CHICAGO -- The New York Mets have not yet written off range-challenged Wilmer Flores as their No. 1 shortstop, although Ruben Tejada recently has started to chip away at least modestly at Flores’ playing time. Flores, in fact, has a team-leading four home runs.
Still, the consensus among in-the-know observers is the Mets at some point will need to pull the trigger and obtain a top-tier shortstop if they truly plan to capitalize on their standout pitching and contend before prospect Amed Rosario, 19, is ready to contribute in a couple of years.
The Amazin's rank 25th in the majors in runs scored, 23rd in batting average (.236), 28th in slugging percentage (.352) and 26th in homers (23).
Tulowitzki, 30, is hitting .298 with two homers and 11 RBIs in 104 at-bats with the Rockies this season. And although injury-prone, he has yet to miss a game for Colorado in 2015.
Still, as they have in the past, Mets insiders portray the Amazin's acquiring the four-time All-Star Tulowitzki as highly unlikely. They cite three factors:
Injury history. The past three seasons, Tulowitzki has been limited to 47, 126 and 91 games. He did not appear after July 19 last season because of a left-hip injury that required surgery.
Salary. The Mets have been slightly more liberal with their payroll. It is projected to exceed $100 million this season, up from $83 million a year ago. But the free-spending days have not yet returned. And Tulowitzki's salary, especially considering his injury history, is not something the Mets are eager to absorb. Tulowitzki is owed $20 million annually through 2019, then $14 million the following year. By the time a team option is reached for 2021, Tulowitzki will be 36 years old.
Trade package. The Mets have shown little inclination to part with a top MLB-ready pitcher, much less the package Colorado would demand.
A team that makes more sense in a potential trade may be the Chicago Cubs, since they are stocked with young cost-controlled middle infielders and can use a starting pitcher.
Cubs general manager Jed Hoyer acknowledged that this week, saying, via ESPNChicago.com: "We've had conversations with them. We haven't made a deal yet, but there have been matches that made sense, and I'm sure we'll talk to them in the future."
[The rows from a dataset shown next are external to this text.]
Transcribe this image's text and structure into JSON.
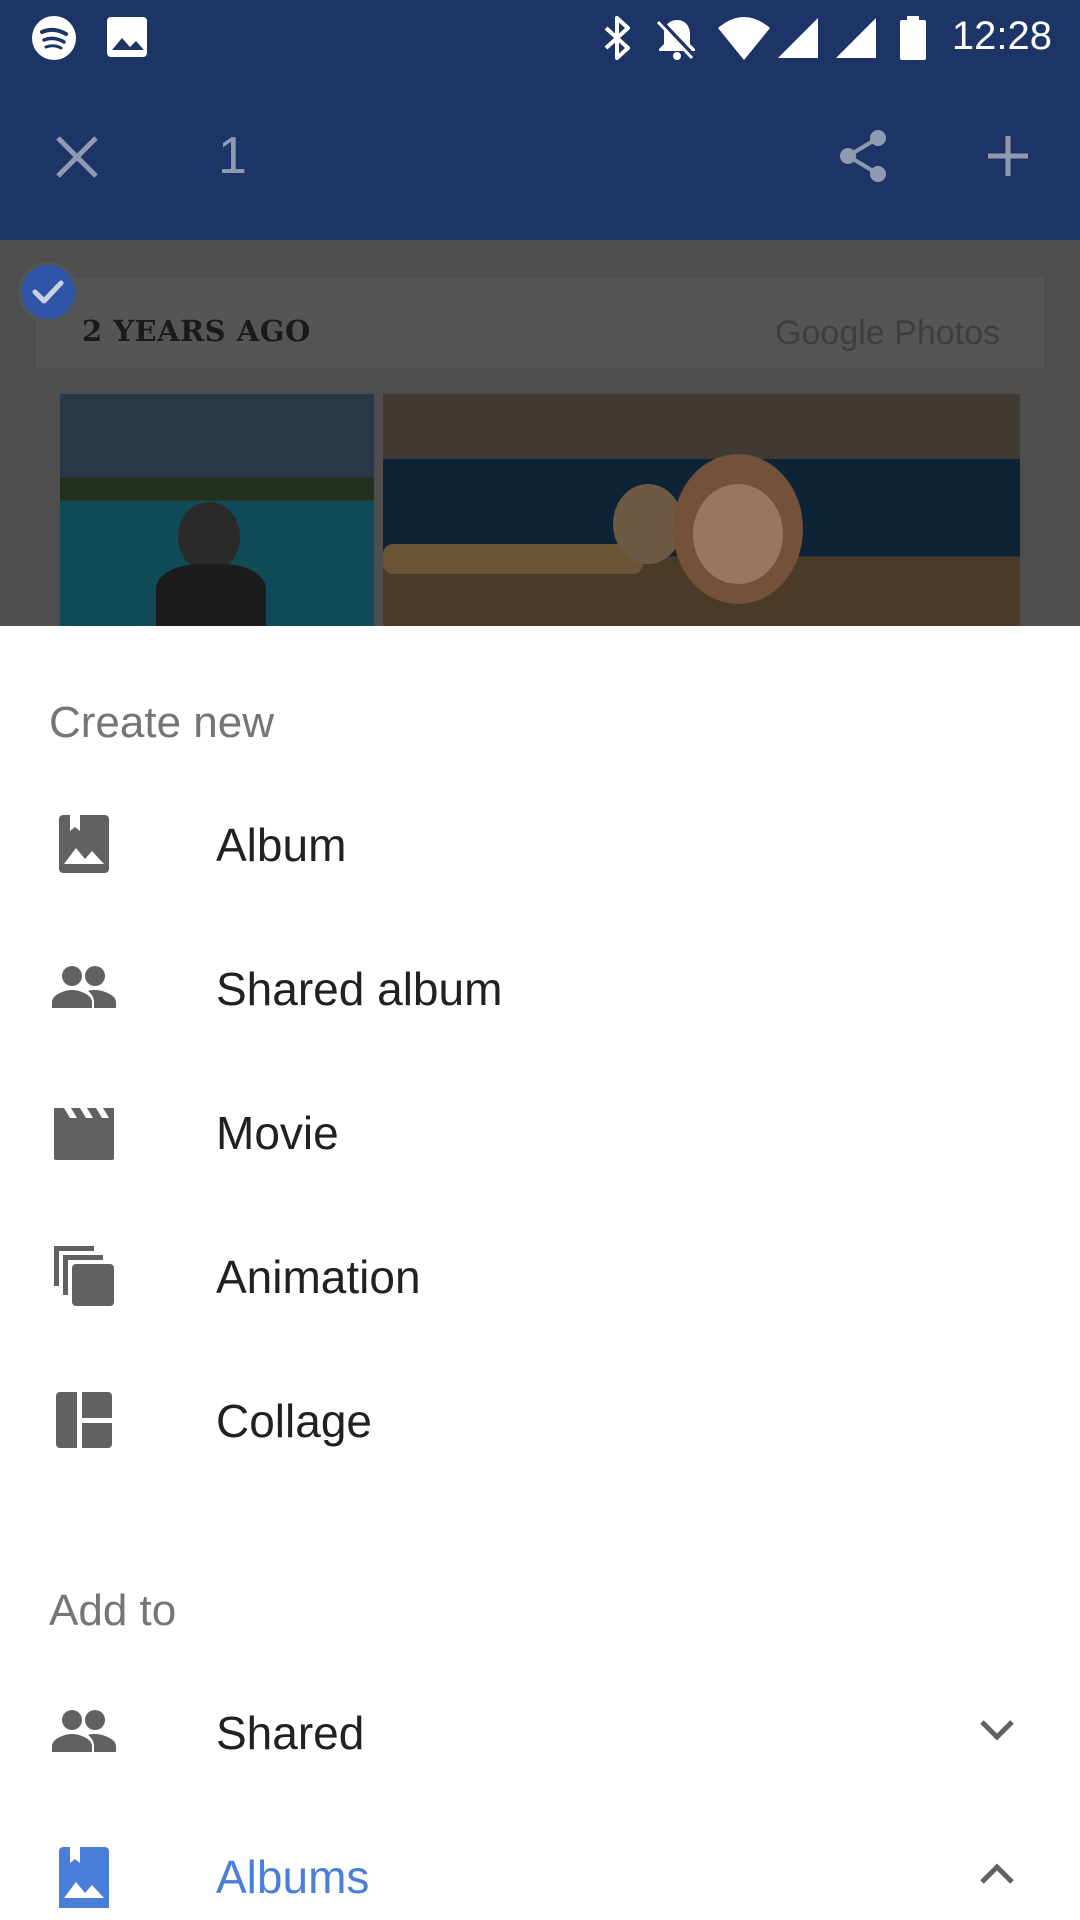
{
  "status_bar": {
    "time": "12:28",
    "icons": [
      "spotify-icon",
      "image-icon",
      "bluetooth-icon",
      "notifications-off-icon",
      "wifi-icon",
      "signal-icon",
      "signal-icon",
      "battery-icon"
    ]
  },
  "app_bar": {
    "selection_count": "1",
    "icons": [
      "close-icon",
      "share-icon",
      "add-icon"
    ]
  },
  "memory_card": {
    "title": "2 YEARS AGO",
    "brand": "Google Photos"
  },
  "sheet": {
    "create_new_title": "Create new",
    "create_items": [
      {
        "label": "Album",
        "icon": "photo-album-icon"
      },
      {
        "label": "Shared album",
        "icon": "people-icon"
      },
      {
        "label": "Movie",
        "icon": "movie-icon"
      },
      {
        "label": "Animation",
        "icon": "animation-icon"
      },
      {
        "label": "Collage",
        "icon": "collage-icon"
      }
    ],
    "add_to_title": "Add to",
    "add_items": [
      {
        "label": "Shared",
        "icon": "people-icon",
        "state": "collapsed"
      },
      {
        "label": "Albums",
        "icon": "photo-album-icon",
        "state": "expanded"
      }
    ]
  },
  "colors": {
    "app_bar": "#1d3566",
    "accent": "#4a7fd9",
    "icon_gray": "#616161",
    "text": "#212121",
    "subheader": "#757575"
  }
}
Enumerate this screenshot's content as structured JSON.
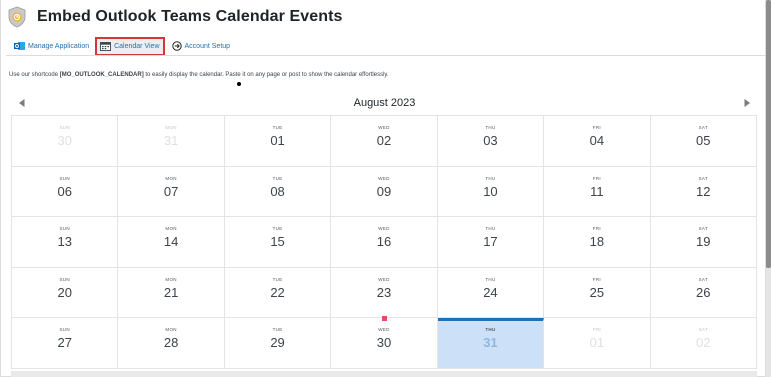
{
  "app": {
    "title": "Embed Outlook Teams Calendar Events"
  },
  "tabs": [
    {
      "label": "Manage Application",
      "icon": "outlook-icon",
      "active": false
    },
    {
      "label": "Calendar View",
      "icon": "calendar-icon",
      "active": true
    },
    {
      "label": "Account Setup",
      "icon": "arrow-circle-icon",
      "active": false
    }
  ],
  "info": {
    "prefix": "Use our shortcode ",
    "shortcode": "[MO_OUTLOOK_CALENDAR]",
    "suffix": " to easily display the calendar. Paste it on any page or post to show the calendar effortlessly."
  },
  "calendar": {
    "month_label": "August 2023",
    "prev_icon": "chevron-left-icon",
    "next_icon": "chevron-right-icon",
    "colors": {
      "accent": "#2271b1",
      "today_bg": "#cce0f7",
      "event": "#e6496b",
      "active_tab_border": "#d63638"
    },
    "weeks": [
      [
        {
          "dow": "SUN",
          "day": "30",
          "muted": true
        },
        {
          "dow": "MON",
          "day": "31",
          "muted": true
        },
        {
          "dow": "TUE",
          "day": "01"
        },
        {
          "dow": "WED",
          "day": "02"
        },
        {
          "dow": "THU",
          "day": "03"
        },
        {
          "dow": "FRI",
          "day": "04"
        },
        {
          "dow": "SAT",
          "day": "05"
        }
      ],
      [
        {
          "dow": "SUN",
          "day": "06"
        },
        {
          "dow": "MON",
          "day": "07"
        },
        {
          "dow": "TUE",
          "day": "08"
        },
        {
          "dow": "WED",
          "day": "09"
        },
        {
          "dow": "THU",
          "day": "10"
        },
        {
          "dow": "FRI",
          "day": "11"
        },
        {
          "dow": "SAT",
          "day": "12"
        }
      ],
      [
        {
          "dow": "SUN",
          "day": "13"
        },
        {
          "dow": "MON",
          "day": "14"
        },
        {
          "dow": "TUE",
          "day": "15"
        },
        {
          "dow": "WED",
          "day": "16"
        },
        {
          "dow": "THU",
          "day": "17"
        },
        {
          "dow": "FRI",
          "day": "18"
        },
        {
          "dow": "SAT",
          "day": "19"
        }
      ],
      [
        {
          "dow": "SUN",
          "day": "20"
        },
        {
          "dow": "MON",
          "day": "21"
        },
        {
          "dow": "TUE",
          "day": "22"
        },
        {
          "dow": "WED",
          "day": "23",
          "event": true
        },
        {
          "dow": "THU",
          "day": "24"
        },
        {
          "dow": "FRI",
          "day": "25"
        },
        {
          "dow": "SAT",
          "day": "26"
        }
      ],
      [
        {
          "dow": "SUN",
          "day": "27"
        },
        {
          "dow": "MON",
          "day": "28"
        },
        {
          "dow": "TUE",
          "day": "29"
        },
        {
          "dow": "WED",
          "day": "30"
        },
        {
          "dow": "THU",
          "day": "31",
          "today": true
        },
        {
          "dow": "FRI",
          "day": "01",
          "muted": true
        },
        {
          "dow": "SAT",
          "day": "02",
          "muted": true
        }
      ]
    ]
  }
}
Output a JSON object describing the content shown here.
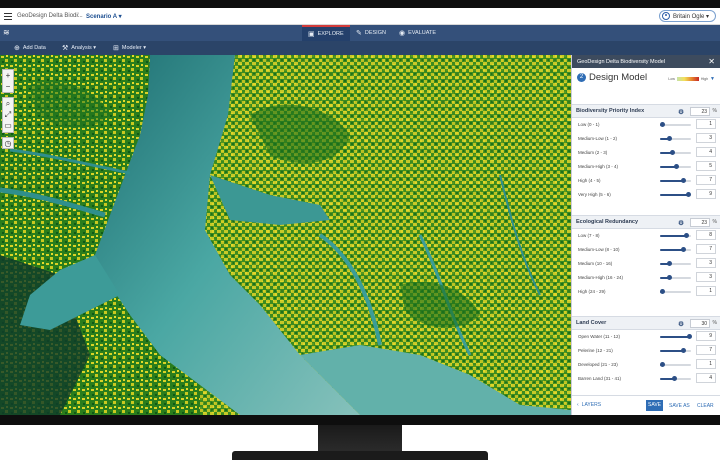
{
  "app": {
    "name": "GeoDesign Delta Biodi...",
    "separator": "/",
    "scenario": "Scenario A ▾",
    "user": "Britain Ogle ▾"
  },
  "modes": [
    {
      "label": "EXPLORE",
      "icon": "map-icon",
      "active": true
    },
    {
      "label": "DESIGN",
      "icon": "pencil-icon",
      "active": false
    },
    {
      "label": "EVALUATE",
      "icon": "eye-icon",
      "active": false
    }
  ],
  "tools": [
    {
      "label": "Add Data",
      "icon": "plus-circle-icon"
    },
    {
      "label": "Analysis ▾",
      "icon": "analysis-icon"
    },
    {
      "label": "Modeler ▾",
      "icon": "modeler-icon"
    }
  ],
  "map_controls": [
    "+",
    "−",
    "⌕",
    "⤢",
    "▭",
    "◷"
  ],
  "panel": {
    "header": "GeoDesign Delta Biodiversity Model",
    "close": "✕",
    "step": "2",
    "title": "Design Model",
    "legend_low": "Low",
    "legend_high": "High",
    "sections": [
      {
        "title": "Biodiversity Priority Index",
        "weight": "23",
        "rows": [
          {
            "label": "Low (0 - 1)",
            "value": "1",
            "level": 0.05
          },
          {
            "label": "Medium-Low (1 - 2)",
            "value": "3",
            "level": 0.3
          },
          {
            "label": "Medium (2 - 3)",
            "value": "4",
            "level": 0.4
          },
          {
            "label": "Medium-High (3 - 4)",
            "value": "5",
            "level": 0.5
          },
          {
            "label": "High (4 - 5)",
            "value": "7",
            "level": 0.75
          },
          {
            "label": "Very High (5 - 6)",
            "value": "9",
            "level": 0.9
          }
        ]
      },
      {
        "title": "Ecological Redundancy",
        "weight": "23",
        "rows": [
          {
            "label": "Low (7 - 8)",
            "value": "8",
            "level": 0.85
          },
          {
            "label": "Medium-Low (8 - 10)",
            "value": "7",
            "level": 0.75
          },
          {
            "label": "Medium (10 - 16)",
            "value": "3",
            "level": 0.3
          },
          {
            "label": "Medium-High (16 - 24)",
            "value": "3",
            "level": 0.3
          },
          {
            "label": "High (24 - 29)",
            "value": "1",
            "level": 0.05
          }
        ]
      },
      {
        "title": "Land Cover",
        "weight": "30",
        "rows": [
          {
            "label": "Open Water (11 - 12)",
            "value": "9",
            "level": 0.95
          },
          {
            "label": "Pelerine (12 - 21)",
            "value": "7",
            "level": 0.75
          },
          {
            "label": "Developed (21 - 23)",
            "value": "1",
            "level": 0.05
          },
          {
            "label": "Barren Land (31 - 41)",
            "value": "4",
            "level": 0.45
          }
        ]
      }
    ],
    "pct": "%",
    "footer": {
      "layers": "LAYERS",
      "save": "SAVE",
      "save_as": "SAVE AS",
      "clear": "CLEAR"
    }
  },
  "colors": {
    "accent": "#2f6db5",
    "topnav": "#34507a",
    "toolbar": "#2b4468",
    "map_land": "#1f6b1f",
    "map_highlight": "#e0d321",
    "map_water": "#3f9e9c"
  }
}
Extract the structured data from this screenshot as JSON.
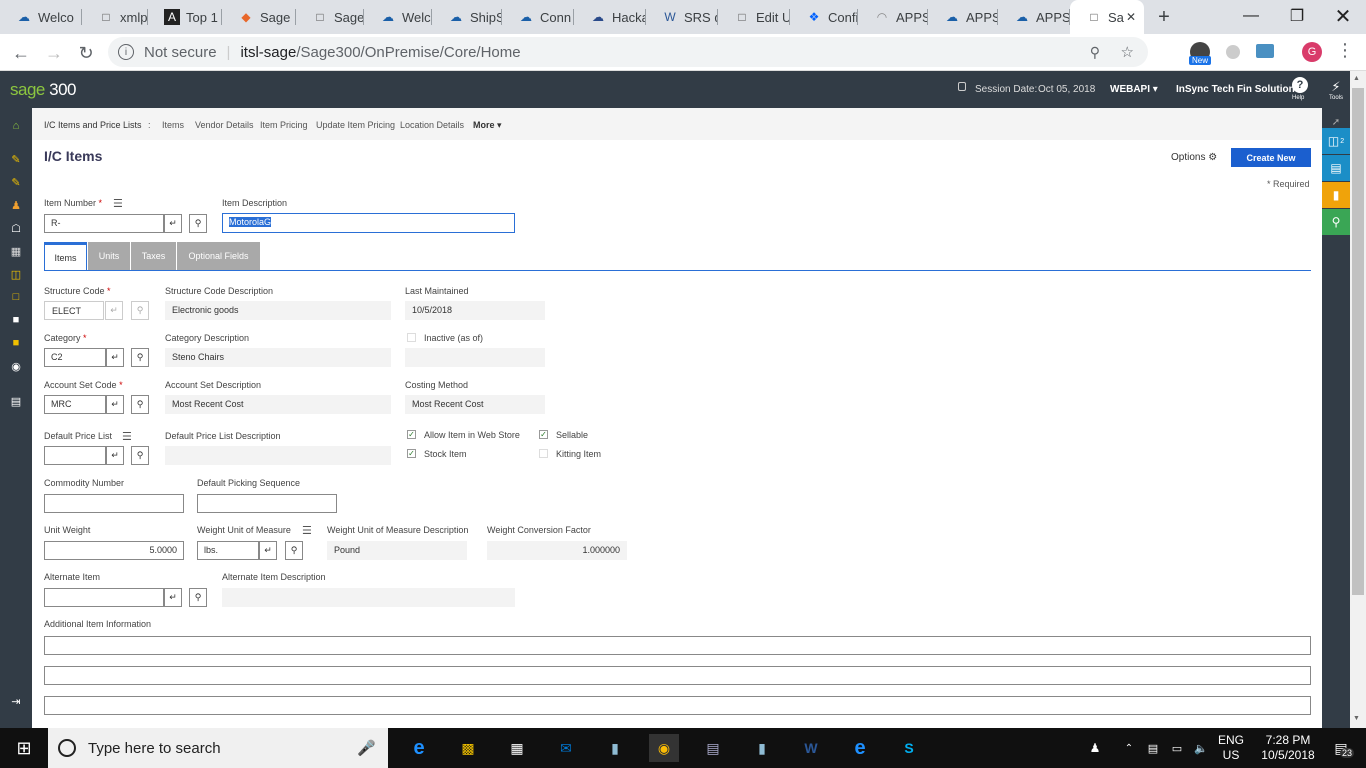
{
  "browser": {
    "tabs": [
      {
        "label": "Welco",
        "icon": "sage-icon"
      },
      {
        "label": "xmlpr",
        "icon": "doc-icon"
      },
      {
        "label": "Top 1",
        "icon": "a-icon"
      },
      {
        "label": "Sage",
        "icon": "sage-orange-icon"
      },
      {
        "label": "Sage",
        "icon": "doc-icon"
      },
      {
        "label": "Welco",
        "icon": "sage-icon"
      },
      {
        "label": "ShipS",
        "icon": "sage-icon"
      },
      {
        "label": "Conn",
        "icon": "sage-icon"
      },
      {
        "label": "Hacka",
        "icon": "cloud-icon"
      },
      {
        "label": "SRS d",
        "icon": "word-icon"
      },
      {
        "label": "Edit U",
        "icon": "doc-icon"
      },
      {
        "label": "Confi",
        "icon": "dropbox-icon"
      },
      {
        "label": "APPS",
        "icon": "loading-icon"
      },
      {
        "label": "APPS",
        "icon": "sage-icon"
      },
      {
        "label": "APPS",
        "icon": "sage-icon"
      },
      {
        "label": "Sa",
        "icon": "doc-icon"
      }
    ],
    "not_secure": "Not secure",
    "url_host": "itsl-sage",
    "url_path": "/Sage300/OnPremise/Core/Home",
    "profile_initial": "G",
    "ext_badge": "New"
  },
  "header": {
    "logo_sage": "sage",
    "logo_num": "300",
    "session_label": "Session Date:",
    "session_date": "Oct 05, 2018",
    "company": "WEBAPI",
    "org": "InSync Tech Fin Solution",
    "help": "Help",
    "tools": "Tools"
  },
  "breadcrumb": {
    "root": "I/C Items and Price Lists",
    "sep": ":",
    "items": [
      "Items",
      "Vendor Details",
      "Item Pricing",
      "Update Item Pricing",
      "Location Details"
    ],
    "more": "More"
  },
  "page": {
    "title": "I/C Items",
    "options": "Options",
    "create_new": "Create New",
    "required_note": "* Required"
  },
  "item": {
    "number_label": "Item Number",
    "number_value": "R-",
    "desc_label": "Item Description",
    "desc_value": "MotorolaG"
  },
  "tabs": [
    "Items",
    "Units",
    "Taxes",
    "Optional Fields"
  ],
  "fields": {
    "structure_code_label": "Structure Code",
    "structure_code": "ELECT",
    "structure_desc_label": "Structure Code Description",
    "structure_desc": "Electronic goods",
    "last_maint_label": "Last Maintained",
    "last_maint": "10/5/2018",
    "category_label": "Category",
    "category": "C2",
    "category_desc_label": "Category Description",
    "category_desc": "Steno Chairs",
    "inactive_label": "Inactive (as of)",
    "account_set_label": "Account Set Code",
    "account_set": "MRC",
    "account_set_desc_label": "Account Set Description",
    "account_set_desc": "Most Recent Cost",
    "costing_label": "Costing Method",
    "costing": "Most Recent Cost",
    "price_list_label": "Default Price List",
    "price_list_desc_label": "Default Price List Description",
    "web_store_label": "Allow Item in Web Store",
    "sellable_label": "Sellable",
    "stock_label": "Stock Item",
    "kitting_label": "Kitting Item",
    "commodity_label": "Commodity Number",
    "picking_label": "Default Picking Sequence",
    "unit_weight_label": "Unit Weight",
    "unit_weight": "5.0000",
    "weight_uom_label": "Weight Unit of Measure",
    "weight_uom": "lbs.",
    "weight_uom_desc_label": "Weight Unit of Measure Description",
    "weight_uom_desc": "Pound",
    "conv_label": "Weight Conversion Factor",
    "conv": "1.000000",
    "alt_item_label": "Alternate Item",
    "alt_item_desc_label": "Alternate Item Description",
    "additional_label": "Additional Item Information"
  },
  "checkboxes": {
    "web_store": true,
    "sellable": true,
    "stock": true,
    "kitting": false,
    "inactive": false
  },
  "right_panel_badge": "2",
  "taskbar": {
    "search_placeholder": "Type here to search",
    "lang1": "ENG",
    "lang2": "US",
    "time": "7:28 PM",
    "date": "10/5/2018",
    "notif_count": "23"
  }
}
Still, even a deal with the Cubs faces a potential uphill battle. A Mets official recently was insistent that the organization would be unlikely to deal from their core of young, MLB-ready pitching in order to obtain even a similarly cost-controlled young infielder from the Cubs. If the Mets stick to that insistence, it makes you wonder why Hoyer and boss Theo Epstein would be inclined to deal with the Mets.